I read Natalie Goldberg’s chapter “Be an Animal” (from Writing Down the Bones). Her words surprise me. I’ve read it I don’t know how many times before, and yet it’s all new to me tonight, each image glistening and precise. She talks about how we are writers even when we are not writing. She tells us to be like the cat, all senses focused on our prey, ready to pounce. She urges us out into the world like this. It’s the way we are when we travel, I think, all the more so in a foreign country. But we can do it here, too, on our own block, across our own town. I discovered this on a Thursday when I left my car with my mechanic in Ukiah, half the day until it would be ready. I shouldered my day pack, walked across town. I came upon a small, deserted cafe, sat by the window, drank tea with half-and-half and honey. I explored the residential neighborhoods west of State Street.
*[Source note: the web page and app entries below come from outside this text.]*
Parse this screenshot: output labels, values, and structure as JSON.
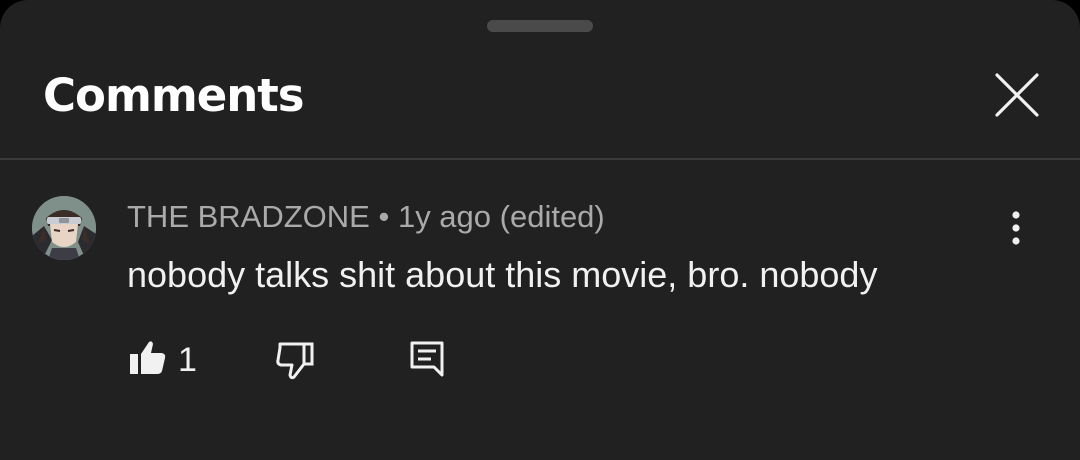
{
  "header": {
    "title": "Comments"
  },
  "icons": {
    "close": "close-icon",
    "more": "more-vert-icon",
    "like": "thumbs-up-icon",
    "dislike": "thumbs-down-icon",
    "reply": "comment-reply-icon"
  },
  "comment": {
    "author": "THE BRADZONE",
    "separator": " • ",
    "time": "1y ago (edited)",
    "text": "nobody talks shit about this movie, bro. nobody",
    "likes": "1"
  },
  "colors": {
    "sheet_background": "#212121",
    "text_primary": "#f1f1f1",
    "text_secondary": "#aaaaaa"
  }
}
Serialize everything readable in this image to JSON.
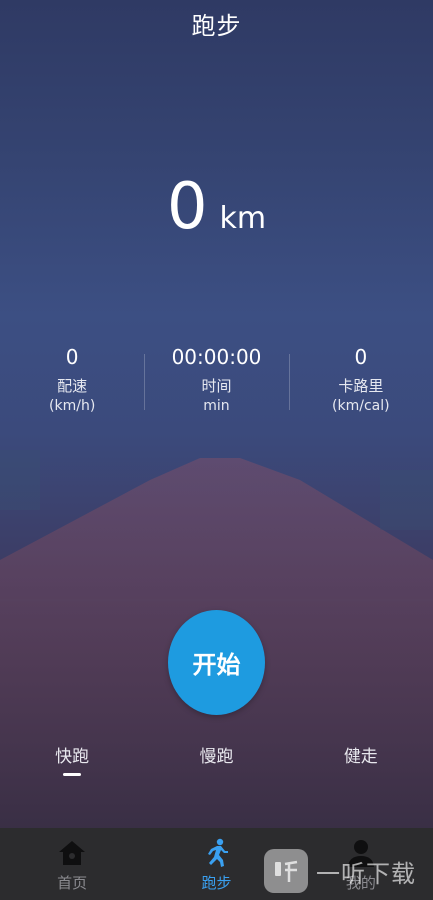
{
  "header": {
    "title": "跑步"
  },
  "distance": {
    "value": "0",
    "unit": "km"
  },
  "stats": [
    {
      "value": "0",
      "label": "配速",
      "unit": "(km/h)"
    },
    {
      "value": "00:00:00",
      "label": "时间",
      "unit": "min"
    },
    {
      "value": "0",
      "label": "卡路里",
      "unit": "(km/cal)"
    }
  ],
  "start_button": {
    "label": "开始",
    "color": "#1e9be0"
  },
  "modes": [
    {
      "label": "快跑",
      "active": true
    },
    {
      "label": "慢跑",
      "active": false
    },
    {
      "label": "健走",
      "active": false
    }
  ],
  "tabbar": {
    "items": [
      {
        "label": "首页",
        "icon": "home-icon",
        "active": false
      },
      {
        "label": "跑步",
        "icon": "runner-icon",
        "active": true
      },
      {
        "label": "我的",
        "icon": "person-icon",
        "active": false
      }
    ],
    "active_color": "#3aa0f0",
    "inactive_color": "#8b8b90"
  },
  "watermark": {
    "text": "一听下载"
  }
}
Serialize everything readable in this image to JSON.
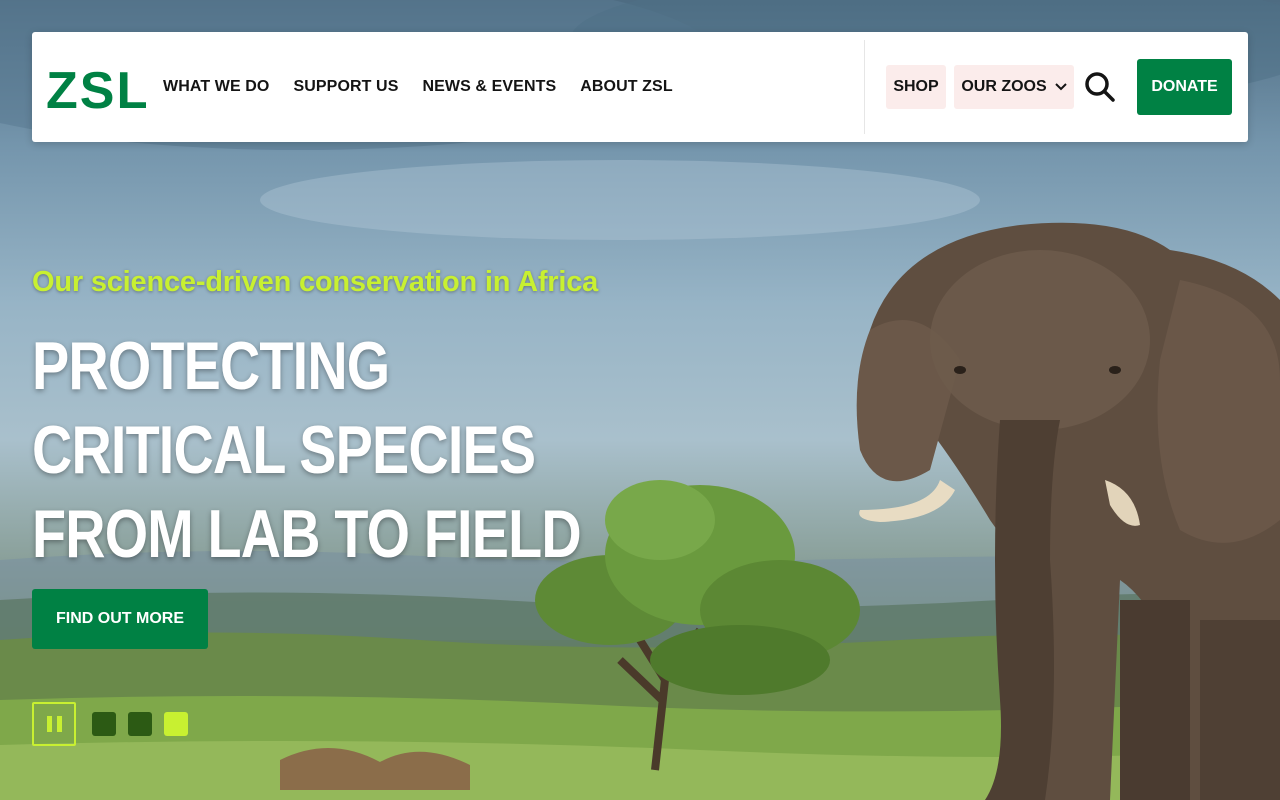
{
  "logo": {
    "text": "ZSL",
    "color": "#008144"
  },
  "nav": {
    "main_links": [
      {
        "label": "WHAT WE DO"
      },
      {
        "label": "SUPPORT US"
      },
      {
        "label": "NEWS & EVENTS"
      },
      {
        "label": "ABOUT ZSL"
      }
    ],
    "shop_label": "SHOP",
    "zoos_label": "OUR ZOOS",
    "search_icon": "search-icon",
    "donate_label": "DONATE"
  },
  "hero": {
    "kicker": "Our science-driven conservation in Africa",
    "headline_lines": [
      "PROTECTING",
      "CRITICAL SPECIES",
      "FROM LAB TO FIELD"
    ],
    "cta_label": "FIND OUT MORE"
  },
  "carousel": {
    "slide_count": 3,
    "active_slide": 3,
    "pause_icon": "pause-icon"
  },
  "colors": {
    "brand_green": "#008144",
    "accent_lime": "#c8f031",
    "pill_bg": "#fbeceb"
  }
}
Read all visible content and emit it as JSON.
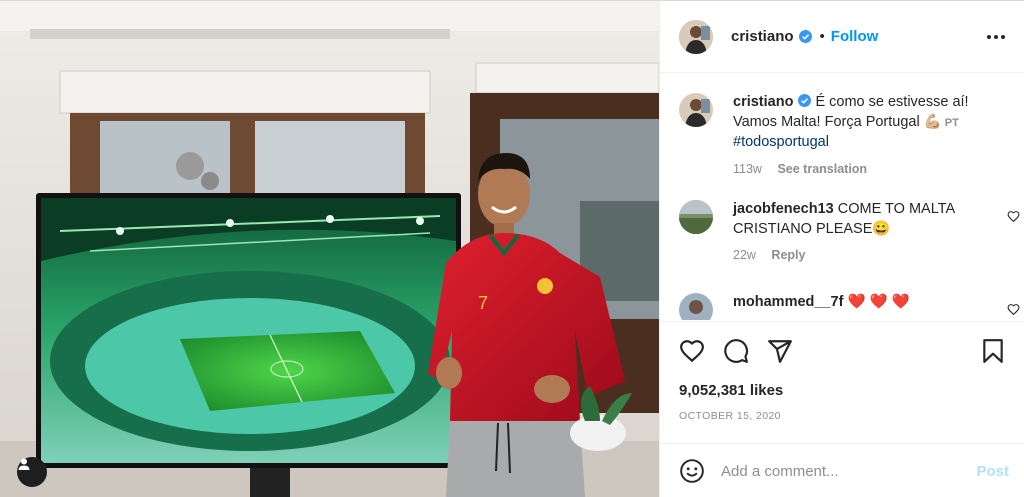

I stopped for giant zinnias, hummingbirds, a red front door. I stood for a long time listening to a mockingbird singing in a tall tree on a corner. I let myself move from street to street, changing directions on impulse the way I do in a strange city even though I knew Ukiah, even though it wasn’t new to me. I let it feel new. Without trying, I met it with Zen’s “beginner’s mind.” I remember coming upon a row of small businesses. The flower shop had buckets of red dahlias and yellow sunflowers sitting out on the sidewalk in the early morning shade. It woke up in me my old dream of having my own place for flowers, soup, books, the day’s used newspapers and a messy pile of paperbacks on the window seat. I used to picture myself sweeping the sidewalk in the mornings, setting up shop for the day. I loved the quiet satisfaction of the dream. That morning in my wandering I went across the street to a little park, put my pack on a bench, did my qi gong facing southwest under a big redwood. Later, I walked to the county library, went online, checked in with my students, did some grading. Ordinary things, but because I was in a strange chair breathing different air, I stayed more awake. In the heat of the summer afternoon I walked from the library to pick up my old red Jetta, my beloved Lolita Roja. I could still feel it, the mountain lion pace in me, watching, smelling, tasting the air as I walked through the streets of Ukiah.